Other Notes: Humor helps your points. I've given a 30 only one time when I didn't laugh. I don't believe that 'cheating' counterplans are cheating. I think that it's a legitimate test of a policy to discuss when it should happen or why part of it should/should not happen. Legislatures consider both of those things, especially in committee. A clever Haiku is acceptable in the 2NR/2AR. I'd say its acceptable elsewhere, but I don't think your 1AR will have that kind of time. Impact turns? Go right ahead. If you want to tell me that it's cool for a million humans to die because it saves some rare form of slug that has cancer curing venom, go right ahead. I think it's important to weigh impacts. I have four cats. Do with that information what you will. Spec and advocate arguments work sometimes as well. It's part of critical thinking. Not all authors write with the exact same premise. Spending and politics uniqueness should probably be less than 48 hours old (well, newer than the last time we enacted new spending or a similar law.) If you're reading camp uniqueness for spending/politics, I'll be offended. Completely new arguments in the 2s will probably not win you the round. I'll give the 1AR tons of leeway since I remember that struggle. If there is a new DA in the 2 and the 1AR decides to give you a straight turn for Christmas, I'll probably give them a 30, even if they lose. At this point I'm just rambling, but you've gotten a deep insight into my mind. Make it worth your time. I'll leave you with this. If you don't do the work for me and I have to figure out everything for myself, you either won't like the outcome or I'll eventually vote on presumption.

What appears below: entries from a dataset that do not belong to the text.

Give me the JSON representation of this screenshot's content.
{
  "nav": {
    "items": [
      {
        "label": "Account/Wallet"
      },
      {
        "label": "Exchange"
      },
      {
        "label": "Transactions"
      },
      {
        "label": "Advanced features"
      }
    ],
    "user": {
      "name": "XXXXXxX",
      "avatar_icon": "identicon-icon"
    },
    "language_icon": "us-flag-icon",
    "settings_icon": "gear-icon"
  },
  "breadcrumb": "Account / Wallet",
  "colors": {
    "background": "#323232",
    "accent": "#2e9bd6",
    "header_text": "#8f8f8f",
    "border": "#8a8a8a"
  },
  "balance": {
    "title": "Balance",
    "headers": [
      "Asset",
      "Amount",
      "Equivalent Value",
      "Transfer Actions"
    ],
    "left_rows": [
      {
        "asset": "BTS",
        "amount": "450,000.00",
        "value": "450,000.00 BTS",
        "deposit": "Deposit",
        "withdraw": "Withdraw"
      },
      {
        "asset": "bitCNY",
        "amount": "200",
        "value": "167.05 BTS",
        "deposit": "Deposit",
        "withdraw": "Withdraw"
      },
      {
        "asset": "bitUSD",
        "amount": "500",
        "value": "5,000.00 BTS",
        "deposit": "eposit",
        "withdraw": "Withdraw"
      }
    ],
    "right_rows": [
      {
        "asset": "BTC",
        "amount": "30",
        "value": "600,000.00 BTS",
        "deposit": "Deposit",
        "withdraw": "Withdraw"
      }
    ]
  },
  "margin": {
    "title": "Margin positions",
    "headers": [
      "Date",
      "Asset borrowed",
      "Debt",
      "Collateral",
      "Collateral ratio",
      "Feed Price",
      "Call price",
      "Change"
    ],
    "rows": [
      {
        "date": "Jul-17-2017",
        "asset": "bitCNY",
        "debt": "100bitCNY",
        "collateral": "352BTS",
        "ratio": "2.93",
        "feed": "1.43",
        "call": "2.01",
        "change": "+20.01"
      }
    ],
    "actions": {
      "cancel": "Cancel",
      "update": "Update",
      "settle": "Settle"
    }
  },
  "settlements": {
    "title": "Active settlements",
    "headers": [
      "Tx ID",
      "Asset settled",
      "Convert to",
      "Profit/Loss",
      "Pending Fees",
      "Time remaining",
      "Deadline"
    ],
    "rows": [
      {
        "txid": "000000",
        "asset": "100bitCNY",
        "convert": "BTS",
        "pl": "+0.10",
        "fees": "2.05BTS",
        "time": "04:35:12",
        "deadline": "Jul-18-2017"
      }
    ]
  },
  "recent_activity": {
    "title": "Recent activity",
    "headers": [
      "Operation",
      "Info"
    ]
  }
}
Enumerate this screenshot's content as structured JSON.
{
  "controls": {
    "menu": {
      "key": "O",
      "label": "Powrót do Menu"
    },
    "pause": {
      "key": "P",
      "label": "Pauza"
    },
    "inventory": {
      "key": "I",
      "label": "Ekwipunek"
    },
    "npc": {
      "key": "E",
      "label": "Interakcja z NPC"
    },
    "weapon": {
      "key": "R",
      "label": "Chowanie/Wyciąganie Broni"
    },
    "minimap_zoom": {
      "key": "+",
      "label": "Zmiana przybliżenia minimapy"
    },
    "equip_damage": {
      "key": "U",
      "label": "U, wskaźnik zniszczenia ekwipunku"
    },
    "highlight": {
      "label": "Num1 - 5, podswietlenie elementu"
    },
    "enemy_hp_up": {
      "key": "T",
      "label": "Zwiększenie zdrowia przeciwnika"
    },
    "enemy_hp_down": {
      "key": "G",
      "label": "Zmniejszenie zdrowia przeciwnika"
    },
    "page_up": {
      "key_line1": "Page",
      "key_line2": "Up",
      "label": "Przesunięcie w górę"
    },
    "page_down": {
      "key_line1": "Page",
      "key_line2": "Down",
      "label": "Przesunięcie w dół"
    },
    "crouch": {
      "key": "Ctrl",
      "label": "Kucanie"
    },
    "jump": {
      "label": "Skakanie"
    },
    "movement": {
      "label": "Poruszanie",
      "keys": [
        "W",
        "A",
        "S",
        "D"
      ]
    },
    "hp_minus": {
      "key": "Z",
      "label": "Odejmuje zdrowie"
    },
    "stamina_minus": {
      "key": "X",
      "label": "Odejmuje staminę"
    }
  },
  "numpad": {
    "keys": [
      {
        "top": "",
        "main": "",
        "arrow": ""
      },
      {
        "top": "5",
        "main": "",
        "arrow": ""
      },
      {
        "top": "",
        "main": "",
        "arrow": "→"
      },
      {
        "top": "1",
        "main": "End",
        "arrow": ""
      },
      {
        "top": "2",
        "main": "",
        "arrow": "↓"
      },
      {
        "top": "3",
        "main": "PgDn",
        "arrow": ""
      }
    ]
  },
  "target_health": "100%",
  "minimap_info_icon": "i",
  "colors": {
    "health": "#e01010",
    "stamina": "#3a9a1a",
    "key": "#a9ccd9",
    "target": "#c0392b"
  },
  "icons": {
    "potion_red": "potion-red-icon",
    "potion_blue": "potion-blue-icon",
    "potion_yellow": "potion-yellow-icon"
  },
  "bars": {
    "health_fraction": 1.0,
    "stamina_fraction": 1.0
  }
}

LD â€“ I donâ€™t place any pre-conceived value on a particular model of LD debate. That means that someone doesnâ€™t have a defined value or criterion. You can debate that model, you can advocate a policy, multiple policies, hypotest or run critical arguments. This means you should be prepared to answer those arguments if they are presented. I also have zero preference for speed in LD. If someone goes fast and they are capable of it, then so be it. The only rules Iâ€™m going to have you follow are speech times, speech order and prep time. I recently had a long conversation about the place of counterplans in LD. I came out with a couple of thoughts. 1: If the resolution defines an actor (eg: United States) I think the affirmative should be prepared debates about other actors. Example: If the affirmative is defending the USFG should implement a policy, but it's better done at a state/local level, that's a legitimate argument for the negative. You're not going to convince me that it isn't the negative's ground without a really good reason. 2: If while researching, the negative finds a better idea than what the resolution calls for to solve a specific problem, the affirmative should be able to defend their action in comparison. If you want an example, you'll have to wait until after May 5th because I'm not giving my debater's strategy away. My point being, if the affirmative says the US should do x because it will provide educational opportunities to people who don't give them now and the negative is able to say that x is a bad idea compared to y then I think that the affirmative chose the ground and the negative found something within that ground to argue.